Making deals, saving jobs

It was a gamble, providing tax breaks to Huron businesses, but it has parlayed into huge dividends for the entire community.
Andy Ouriel
Oct 21, 2013

 

Five participating businesses have collectively invested $13.3 million in new or future development in Huron, according to data the Register obtained through a public records request.

The projects range from expansions on existing buildings to developing all-new structures.

Furthermore, the tax breaks ensured Huron kept 107 jobs and created up to 42 new ones.

“Council’s policy to target specific areas for an economic development incentive has directly resulted in a large increase of annual property tax revenues, labor force, community investment payroll income tax receipts and indirect economic activity throughout the area,” Huron city manager Andy White said. The deal

A tax abatement works as such: Executives, entrepreneurs or owners approach Huron officials about a project when seeking to grow their business.

As savvy-minded business people should do, they’re looking for a deal.

Lucky for them, Huron provides tax abatements, or breaks, allowing businesses to forgo paying 100 percent of taxes on new development for a specific period.

The deals last anywhere from five to 15 years.

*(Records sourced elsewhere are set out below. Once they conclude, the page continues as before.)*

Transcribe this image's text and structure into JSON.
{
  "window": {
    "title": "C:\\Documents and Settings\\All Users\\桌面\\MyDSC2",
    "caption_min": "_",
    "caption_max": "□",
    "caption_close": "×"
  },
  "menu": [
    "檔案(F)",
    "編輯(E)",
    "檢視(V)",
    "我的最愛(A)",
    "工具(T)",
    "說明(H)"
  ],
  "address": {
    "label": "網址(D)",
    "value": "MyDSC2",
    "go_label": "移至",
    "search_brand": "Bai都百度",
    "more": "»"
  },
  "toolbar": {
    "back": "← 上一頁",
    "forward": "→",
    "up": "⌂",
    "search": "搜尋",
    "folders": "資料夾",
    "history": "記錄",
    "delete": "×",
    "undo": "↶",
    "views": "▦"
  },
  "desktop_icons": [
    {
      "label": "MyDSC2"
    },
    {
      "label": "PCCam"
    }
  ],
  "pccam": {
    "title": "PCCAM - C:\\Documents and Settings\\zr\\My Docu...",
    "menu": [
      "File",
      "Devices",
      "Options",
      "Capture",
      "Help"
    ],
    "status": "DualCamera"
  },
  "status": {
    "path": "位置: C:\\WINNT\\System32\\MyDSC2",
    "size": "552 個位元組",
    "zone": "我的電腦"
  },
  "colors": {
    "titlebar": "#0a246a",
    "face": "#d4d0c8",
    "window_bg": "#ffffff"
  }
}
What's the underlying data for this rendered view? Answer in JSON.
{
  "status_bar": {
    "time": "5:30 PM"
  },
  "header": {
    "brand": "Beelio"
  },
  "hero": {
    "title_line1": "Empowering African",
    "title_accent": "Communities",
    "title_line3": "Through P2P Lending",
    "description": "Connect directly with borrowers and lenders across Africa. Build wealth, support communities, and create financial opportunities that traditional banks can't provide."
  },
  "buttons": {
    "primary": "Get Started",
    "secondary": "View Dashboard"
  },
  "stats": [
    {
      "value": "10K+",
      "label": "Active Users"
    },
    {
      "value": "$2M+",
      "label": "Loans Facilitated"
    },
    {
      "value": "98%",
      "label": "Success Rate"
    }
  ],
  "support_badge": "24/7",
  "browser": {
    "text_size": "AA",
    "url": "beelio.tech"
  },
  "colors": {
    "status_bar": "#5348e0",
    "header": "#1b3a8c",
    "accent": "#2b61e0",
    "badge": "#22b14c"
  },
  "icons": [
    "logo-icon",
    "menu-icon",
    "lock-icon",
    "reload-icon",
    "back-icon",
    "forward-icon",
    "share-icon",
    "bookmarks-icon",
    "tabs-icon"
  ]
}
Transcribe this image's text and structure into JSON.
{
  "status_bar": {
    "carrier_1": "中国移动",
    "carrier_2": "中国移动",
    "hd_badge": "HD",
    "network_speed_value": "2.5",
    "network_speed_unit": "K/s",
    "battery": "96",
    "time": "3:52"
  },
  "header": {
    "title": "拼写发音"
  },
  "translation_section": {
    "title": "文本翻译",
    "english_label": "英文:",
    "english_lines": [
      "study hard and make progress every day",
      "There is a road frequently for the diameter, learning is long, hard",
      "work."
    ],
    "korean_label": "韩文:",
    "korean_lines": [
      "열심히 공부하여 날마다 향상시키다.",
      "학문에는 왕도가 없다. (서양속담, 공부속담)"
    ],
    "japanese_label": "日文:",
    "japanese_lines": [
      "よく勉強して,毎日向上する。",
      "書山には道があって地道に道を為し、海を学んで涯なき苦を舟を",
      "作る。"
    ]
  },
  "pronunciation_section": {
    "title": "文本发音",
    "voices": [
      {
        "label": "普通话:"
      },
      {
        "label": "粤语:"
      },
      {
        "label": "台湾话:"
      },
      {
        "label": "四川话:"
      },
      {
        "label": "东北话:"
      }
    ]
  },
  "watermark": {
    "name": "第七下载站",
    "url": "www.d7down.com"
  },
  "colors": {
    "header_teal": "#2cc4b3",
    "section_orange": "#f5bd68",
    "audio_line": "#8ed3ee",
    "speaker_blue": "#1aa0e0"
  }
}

In exchange, a company’s executives must agree to contribute funds to Huron Schools for a specific project.

The five participating businesses in Huron will pledge a total of $1.4 million over 15 years.

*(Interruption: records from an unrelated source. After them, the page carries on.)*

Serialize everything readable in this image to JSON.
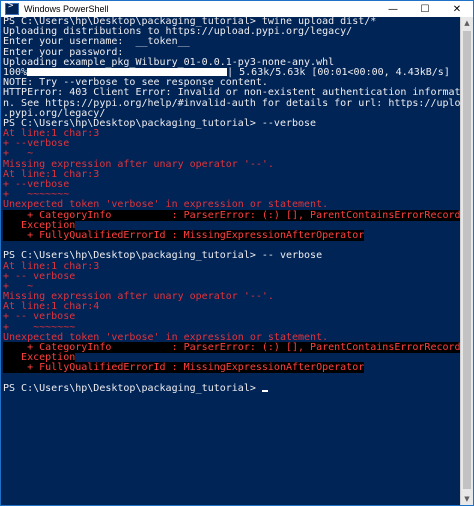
{
  "window": {
    "title": "Windows PowerShell",
    "minimize_glyph": "—",
    "maximize_glyph": "☐",
    "close_glyph": "✕"
  },
  "colors": {
    "console_bg": "#012456",
    "text": "#eeedf0",
    "error": "#e0333b"
  },
  "console": {
    "lines": [
      {
        "text": "PS C:\\Users\\hp\\Desktop\\packaging_tutorial> twine upload dist/*",
        "style": "normal"
      },
      {
        "text": "Uploading distributions to https://upload.pypi.org/legacy/",
        "style": "normal"
      },
      {
        "text": "Enter your username:  __token__",
        "style": "normal"
      },
      {
        "text": "Enter your password:",
        "style": "normal"
      },
      {
        "text": "Uploading example_pkg_Wilbury_01-0.0.1-py3-none-any.whl",
        "style": "normal"
      },
      {
        "text": "100%",
        "suffix": "| 5.63k/5.63k [00:01<00:00, 4.43kB/s]",
        "style": "progress"
      },
      {
        "text": "NOTE: Try --verbose to see response content.",
        "style": "normal"
      },
      {
        "text": "HTTPError: 403 Client Error: Invalid or non-existent authentication informatio",
        "style": "normal"
      },
      {
        "text": "n. See https://pypi.org/help/#invalid-auth for details for url: https://upload",
        "style": "normal"
      },
      {
        "text": ".pypi.org/legacy/",
        "style": "normal"
      },
      {
        "text": "PS C:\\Users\\hp\\Desktop\\packaging_tutorial> --verbose",
        "style": "normal"
      },
      {
        "text": "At line:1 char:3",
        "style": "err"
      },
      {
        "text": "+ --verbose",
        "style": "err"
      },
      {
        "text": "+   ~",
        "style": "err"
      },
      {
        "text": "Missing expression after unary operator '--'.",
        "style": "err"
      },
      {
        "text": "At line:1 char:3",
        "style": "err"
      },
      {
        "text": "+ --verbose",
        "style": "err"
      },
      {
        "text": "+   ~~~~~~~",
        "style": "err"
      },
      {
        "text": "Unexpected token 'verbose' in expression or statement.",
        "style": "err"
      },
      {
        "text": "    + CategoryInfo          : ParserError: (:) [], ParentContainsErrorRecord",
        "style": "errblk"
      },
      {
        "text": "   Exception",
        "style": "errblk"
      },
      {
        "text": "    + FullyQualifiedErrorId : MissingExpressionAfterOperator",
        "style": "errblk"
      },
      {
        "text": "",
        "style": "normal"
      },
      {
        "text": "PS C:\\Users\\hp\\Desktop\\packaging_tutorial> -- verbose",
        "style": "normal"
      },
      {
        "text": "At line:1 char:3",
        "style": "err"
      },
      {
        "text": "+ -- verbose",
        "style": "err"
      },
      {
        "text": "+   ~",
        "style": "err"
      },
      {
        "text": "Missing expression after unary operator '--'.",
        "style": "err"
      },
      {
        "text": "At line:1 char:4",
        "style": "err"
      },
      {
        "text": "+ -- verbose",
        "style": "err"
      },
      {
        "text": "+    ~~~~~~~",
        "style": "err"
      },
      {
        "text": "Unexpected token 'verbose' in expression or statement.",
        "style": "err"
      },
      {
        "text": "    + CategoryInfo          : ParserError: (:) [], ParentContainsErrorRecord",
        "style": "errblk"
      },
      {
        "text": "   Exception",
        "style": "errblk"
      },
      {
        "text": "    + FullyQualifiedErrorId : MissingExpressionAfterOperator",
        "style": "errblk"
      },
      {
        "text": "",
        "style": "normal"
      },
      {
        "text": "PS C:\\Users\\hp\\Desktop\\packaging_tutorial> ",
        "style": "prompt"
      }
    ]
  }
}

“Huron, like all school districts, welcomes additional revenue to support innovative programming and student initiatives,” Huron Schools superintendent Dennis Muratori said.

Once a tax abatement deal ends, a company must pay full taxes on the new development.

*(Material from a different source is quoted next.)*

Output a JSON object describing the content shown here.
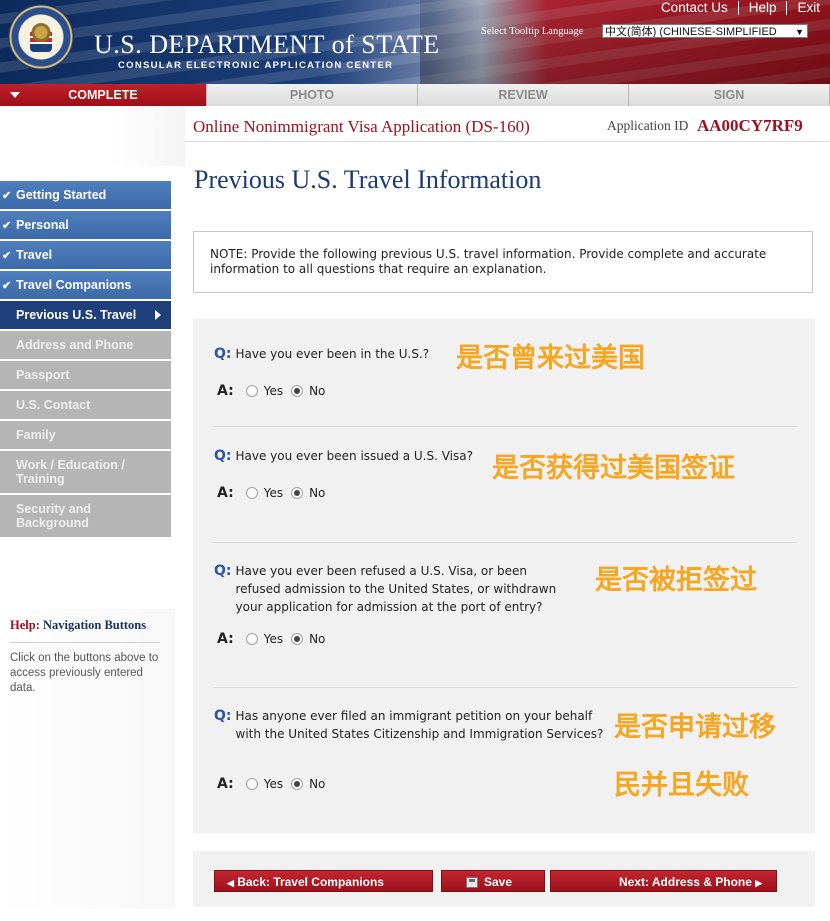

The Huron company n2y, for instance, is expected to pay $44,000 in property taxes in 2028, up from $9,000 today.

The educational business specializes in enhancing the lives of people with learning disabilities. The company’s leaders are investing $1.7 million to build and expand their headquarters at Huron’s corporate park.

The company received a tax abatement earlier this year, allowing the expansion to begin.

“We have a great relationship with Huron and wanted to stay,” said Don Wostmann, vice president of operations at n2y. “We are progressing and are one of the only companies in the area that is expanding, and we want to give people jobs here.”

The collective $4.1 million waived in taxes based on new development is revenue that would not have been collected at all if the expansions and new development didn’t occur, White said.

The expansions and new development only came about because each company received a deal.

Comments

Nemesis

It would be far simpler to just offer lower taxes and less regulation across the board, to all, rather than pick and choose.